== Segment start ==
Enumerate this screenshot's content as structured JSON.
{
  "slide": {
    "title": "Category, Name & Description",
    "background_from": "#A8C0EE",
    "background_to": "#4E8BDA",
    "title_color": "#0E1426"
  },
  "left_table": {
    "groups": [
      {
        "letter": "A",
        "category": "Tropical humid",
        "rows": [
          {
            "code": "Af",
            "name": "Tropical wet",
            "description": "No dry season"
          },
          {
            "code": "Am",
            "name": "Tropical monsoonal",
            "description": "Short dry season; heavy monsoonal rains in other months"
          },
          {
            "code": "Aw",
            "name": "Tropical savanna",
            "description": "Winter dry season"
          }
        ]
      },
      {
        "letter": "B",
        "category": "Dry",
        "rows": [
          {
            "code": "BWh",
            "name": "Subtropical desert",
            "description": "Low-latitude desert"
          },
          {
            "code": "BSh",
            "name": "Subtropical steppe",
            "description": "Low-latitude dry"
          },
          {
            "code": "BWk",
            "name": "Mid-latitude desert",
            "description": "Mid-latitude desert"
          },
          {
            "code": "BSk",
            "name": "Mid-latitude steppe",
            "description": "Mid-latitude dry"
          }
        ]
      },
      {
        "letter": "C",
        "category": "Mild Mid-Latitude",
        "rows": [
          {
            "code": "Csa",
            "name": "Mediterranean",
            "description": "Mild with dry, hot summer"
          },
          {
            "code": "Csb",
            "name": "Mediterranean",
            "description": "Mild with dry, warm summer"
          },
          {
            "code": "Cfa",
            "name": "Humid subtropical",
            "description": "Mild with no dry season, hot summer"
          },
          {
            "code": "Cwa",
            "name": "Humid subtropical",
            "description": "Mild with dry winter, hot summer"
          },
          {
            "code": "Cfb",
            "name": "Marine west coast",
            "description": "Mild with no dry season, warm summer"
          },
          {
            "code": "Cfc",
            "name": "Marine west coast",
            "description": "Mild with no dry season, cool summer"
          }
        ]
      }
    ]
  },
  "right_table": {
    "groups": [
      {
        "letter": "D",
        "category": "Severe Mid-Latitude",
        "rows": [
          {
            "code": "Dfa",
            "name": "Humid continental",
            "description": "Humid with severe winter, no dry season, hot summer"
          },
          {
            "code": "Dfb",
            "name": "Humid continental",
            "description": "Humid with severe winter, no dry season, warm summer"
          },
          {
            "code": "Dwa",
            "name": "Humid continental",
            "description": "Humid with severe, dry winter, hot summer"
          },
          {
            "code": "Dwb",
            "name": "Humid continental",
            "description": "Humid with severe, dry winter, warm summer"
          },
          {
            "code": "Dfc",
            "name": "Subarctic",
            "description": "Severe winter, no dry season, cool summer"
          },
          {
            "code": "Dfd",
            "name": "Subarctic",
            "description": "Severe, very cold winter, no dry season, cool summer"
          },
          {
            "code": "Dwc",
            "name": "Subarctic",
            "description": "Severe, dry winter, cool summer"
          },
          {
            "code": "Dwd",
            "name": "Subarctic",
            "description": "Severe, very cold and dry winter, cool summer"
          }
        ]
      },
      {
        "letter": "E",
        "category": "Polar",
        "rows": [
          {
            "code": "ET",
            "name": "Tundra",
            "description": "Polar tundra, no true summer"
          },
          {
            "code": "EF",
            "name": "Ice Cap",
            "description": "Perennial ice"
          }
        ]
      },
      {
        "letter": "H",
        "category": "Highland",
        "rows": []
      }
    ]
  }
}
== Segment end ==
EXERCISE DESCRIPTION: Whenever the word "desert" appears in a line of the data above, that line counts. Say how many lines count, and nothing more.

SOLVED EXERCISE: 4